There are multiple cybersecurity incidents that can occur within a business or organization at any given time. Many of these incidents can happen without anyone knowing even if there is an IT team in place. However, it is possible to prepare for and avoid many cybersecurity incidents through proactive security testing. Adequate cybersecurity in a company usually requires certain tests with outside employees or consultants that will analyze the company’s website or network to uncover vulnerabilities using various methods. These vulnerability tests are important to fully protect client data and company information that is to remain confidential and safe from cybercriminals. We’ve outlined a few helpful tips regarding cyber-risk evaluations and cybersecurity best practices below.
- Vulnerability Scans. Vulnerability scanners can be used to assess a company’s computers to check for weaknesses. These weak points are exploited by cybercriminals to gain access and steal or copy company data. Vulnerability scanners also compare services and applications that run within the computer system against a database of already known weaknesses.
- Penetration Testing. Penetration testing involves experts who are hired by an organization to intentionally attack the organization’s network to review and assess its cybersecurity. This process is conducted in a controlled manner and allows a company to determine what types of malicious attacks may occur because of the apparent weaknesses.
- Program Update Checks.
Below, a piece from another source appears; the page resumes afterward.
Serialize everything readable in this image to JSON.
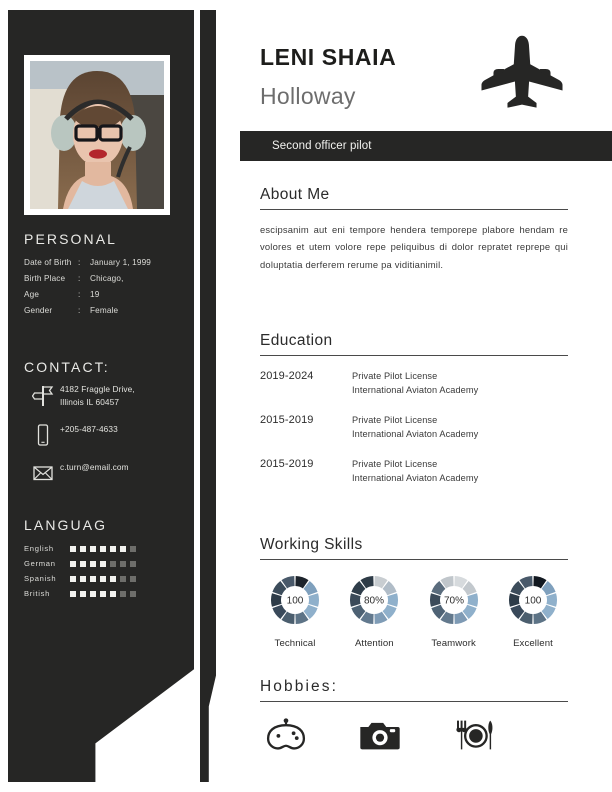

Maintaining outdated software can allow a cybercriminal to penetrate an organization’s systems more easily. Therefore, businesses should keep all software updated to the latest release to ensure that it receives the latest security patches.
- Consult with Experienced Professionals. An organization should align itself with experienced legal counsel to assist with possible cybersecurity liability issues and to facilitate the organization’s relationships with experts who can conduct security tests on its network.
How Brouse Can Help
To maintain adequate levels of network security, organizations routinely contract with third parties to conduct vulnerability scans, penetration tests and other cybersecurity processes. These contractual engagements should never be established without legal counsel that can review or draft the associated agreements, consider any legal implications, and provide advice to protect the organization’s legal interests. Brouse McDowell’s Cybersecurity and Data Privacy team can provide the guidance and tools you need to establish and maintain relationships with cybersecurity experts and ultimately improve your organization’s network security. We also provide proactive solutions for companies to defend against cyber-attacks. Our cybersecurity team offers a variety of data privacy and cybersecurity services, including pre-breach and cybersecurity planning, cybersecurity and data privacy transactional services, data regulatory compliance services, breach response and disclosure obligation services, cyber liability insurance review, and any related litigation issues regarding cybersecurity and data breaches (investigation, defense, insurance recovery and response). Please contact us for more information and to learn how we can partner with you.
This blog is intended to provide information generally and to identify general legal requirements. It is not intended as a form of, or as a substitute for legal advice. Such advice should always come from in-house or retained counsel. Moreover, if this Blog in any way seems to contradict advice of counsel, counsel's opinion should control over anything written herein. No attorney client relationship is created or implied by this Blog. © 2021 Brouse McDowell. All rights reserved.